Mohamed Amer: Right. It’s, it’s a relationship it’s not transactional plug and play takeout. It’s modular, you know, it’s, it’s a relationship. And that’s, that’s really where the value comes through
Penny Ellenger: Hundred percent. Look, I have a final question for you Mohamed, which I would love. I’d love if you’d be happy to share you know, on the importance of being able, to reflect yourself on your own work and your, your passions and your aspirations. What, what really, what really inspires you? What animates you and infuses you? Yeah.
Mohamed Amer: You know, you when I, when I was looking at joining the advisory council and just going through that, and it kind of forces you to look back on what you’ve done in the past and where you wanna go. And so I was really thankful that I had that opportunity to, to, to do that contemplation. So I’ve, I’ve kind of come, you know, my work and my travels have taken me to nearly, you know, two dozen countries across all the continents. I have not been to Australia one day, one day. And, and all that was feeding kind of my natural sense of curiosity and, and wonder at the wide variety of the human experience and applying that interest and to cross-cultural awareness to multiple disciplines and industries has just been thrilling and more fulfilling than I realized. So I’m really keenly interested in just exploring how we can create new models of engagement that cut across disciplines and, and break boundaries, traditional boundaries, and, and work towards enhancing human understanding, you know, improving organizational performance and, and just creating more social outcomes. So that, that’s what I’m discovering that really,

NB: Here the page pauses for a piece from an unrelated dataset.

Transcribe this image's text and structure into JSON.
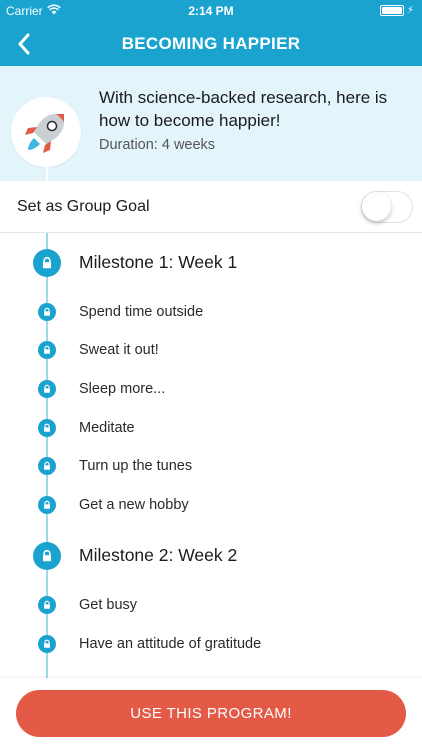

Penny Ellenger: Really drives you.
Mohamed Amer: Yeah. Yeah.
Penny Ellenger: Yep. Yeah. And motivates you. I, I love it Mohamed it’s been a delight to spend some time with you this morning and, and listen to a little bit of your experience. And, and what, what both you bring to the advisory board space, but also the value that you, that you obtain from being engaged in this area. I thank you on behalf of the center, on behalf of Louise and the team, very much Mohamed for spending time with this, this morning and advisors within the network and shares within the network. If you’d like to connect with Mohamed please feel free to reach out to him through the advisory board world or connect with me. And I will be very happy to put you in touch with Mohamed. Thank you again for joining me today.
Mohamed Amer: Thank you, Penny. Take care. Cheers.